Who would raise your children?
Few prospects are more wrenching than the possibility that young children will be orphaned. Often, parents put off writing a Will because this particular thought is unbearable or couples cannot agree on a potential guardian. Some assume incorrectly that it is enough just to ask a relative or trusted friend to step in if the need arises.
Not formalizing the arrangements and doing some Estate Planning along the way could leave your children in a vacuum. For example, let’s say you are a single or a surviving parent in this group, if you do not have a written document outlining your wishes and protecting your children, a court usually decides who will fill your shoes. A custody battle might erupt or awful as it sounds, no one may even want your children and without financial planning there may not be enough money for your child's (ren) support.

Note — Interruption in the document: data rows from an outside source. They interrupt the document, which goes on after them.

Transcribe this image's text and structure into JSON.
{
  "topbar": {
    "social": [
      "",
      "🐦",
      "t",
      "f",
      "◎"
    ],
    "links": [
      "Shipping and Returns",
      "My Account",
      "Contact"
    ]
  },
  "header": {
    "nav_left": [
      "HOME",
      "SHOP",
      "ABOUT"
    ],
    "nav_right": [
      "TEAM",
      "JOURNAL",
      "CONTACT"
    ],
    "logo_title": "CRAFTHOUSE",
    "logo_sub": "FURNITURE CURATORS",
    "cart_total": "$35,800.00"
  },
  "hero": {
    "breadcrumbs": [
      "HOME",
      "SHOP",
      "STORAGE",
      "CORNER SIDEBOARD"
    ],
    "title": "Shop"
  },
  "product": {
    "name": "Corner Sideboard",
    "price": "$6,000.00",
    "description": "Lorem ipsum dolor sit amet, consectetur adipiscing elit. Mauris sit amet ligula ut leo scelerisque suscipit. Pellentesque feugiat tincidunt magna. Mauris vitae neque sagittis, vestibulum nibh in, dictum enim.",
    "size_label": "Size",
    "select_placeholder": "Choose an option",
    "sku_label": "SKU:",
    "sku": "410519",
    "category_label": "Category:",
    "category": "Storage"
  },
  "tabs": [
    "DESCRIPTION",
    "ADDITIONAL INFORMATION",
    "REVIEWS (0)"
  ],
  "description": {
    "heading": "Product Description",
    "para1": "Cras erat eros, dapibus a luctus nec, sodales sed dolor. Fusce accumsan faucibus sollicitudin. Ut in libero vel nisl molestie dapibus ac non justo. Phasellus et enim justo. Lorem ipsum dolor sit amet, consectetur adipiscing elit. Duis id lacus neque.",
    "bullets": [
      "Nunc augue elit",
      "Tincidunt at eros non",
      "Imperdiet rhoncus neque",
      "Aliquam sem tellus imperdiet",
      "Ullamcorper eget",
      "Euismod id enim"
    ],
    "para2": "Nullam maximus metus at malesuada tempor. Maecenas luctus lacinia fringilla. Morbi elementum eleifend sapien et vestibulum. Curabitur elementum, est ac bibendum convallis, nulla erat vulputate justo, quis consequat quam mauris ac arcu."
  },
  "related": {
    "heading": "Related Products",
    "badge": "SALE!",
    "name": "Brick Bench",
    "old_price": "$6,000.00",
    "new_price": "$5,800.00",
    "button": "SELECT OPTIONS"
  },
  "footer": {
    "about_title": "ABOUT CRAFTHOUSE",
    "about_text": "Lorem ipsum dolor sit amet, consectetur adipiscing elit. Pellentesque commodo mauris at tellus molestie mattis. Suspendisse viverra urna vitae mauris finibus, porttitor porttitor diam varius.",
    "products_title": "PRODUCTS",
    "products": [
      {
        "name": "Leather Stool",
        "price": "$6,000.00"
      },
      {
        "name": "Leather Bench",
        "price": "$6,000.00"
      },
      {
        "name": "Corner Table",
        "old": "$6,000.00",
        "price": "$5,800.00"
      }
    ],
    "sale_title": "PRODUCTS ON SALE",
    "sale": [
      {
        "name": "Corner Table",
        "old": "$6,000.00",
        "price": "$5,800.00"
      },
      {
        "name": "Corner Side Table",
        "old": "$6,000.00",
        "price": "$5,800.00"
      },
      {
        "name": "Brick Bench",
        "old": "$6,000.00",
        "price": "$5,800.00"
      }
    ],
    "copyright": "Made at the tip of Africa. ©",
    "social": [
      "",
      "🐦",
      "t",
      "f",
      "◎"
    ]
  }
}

When choosing a guardian, people typically look first to relatives, starting with their own siblings- the child's aunts and uncles. A second choice for some people is their own parents, if they are young enough. Even if certain family members seem like obvious candidates, take into account all the factors involved. Key questions to ask: Am I comfortable with the individual's lifestyle and values? Would my child have to relocate? Can the prospective guardian incorporate my children into his or her household? If I have more than one child, would the guardian be able to keep them together? Does my child already have a relationship and a good rapport with the person?
Here too, you can build in checks and balances - by putting a different person in charge of the money you leave for your child's support. You can name a guardian for the funds, or put them into a Trust and designate a Trustee to spend the money on your child's behalf which is the most viable option. While financial guardianships are a matter of state law and may require court supervision, Trusts are a private matter. A Trust also gives you much more say over how the money is spent and ensures strict adherence to your instructions in your life time, during incapacitation or when the person is no longer there.
Current statistics show that on the average women live six years longer than men; that creates several key differences in end-of life planning issues.
Women face several unique Estate Planning concerns. Females have a longer life expectancy than males, making planning for their financial future more critical, because they will likely survive their husbands, they normally also face pressure from extended families, children and grandchildren regarding their Estate Plans.
A consequence of their survival is a greater obligation to plan their estates properly and in a timely fashion.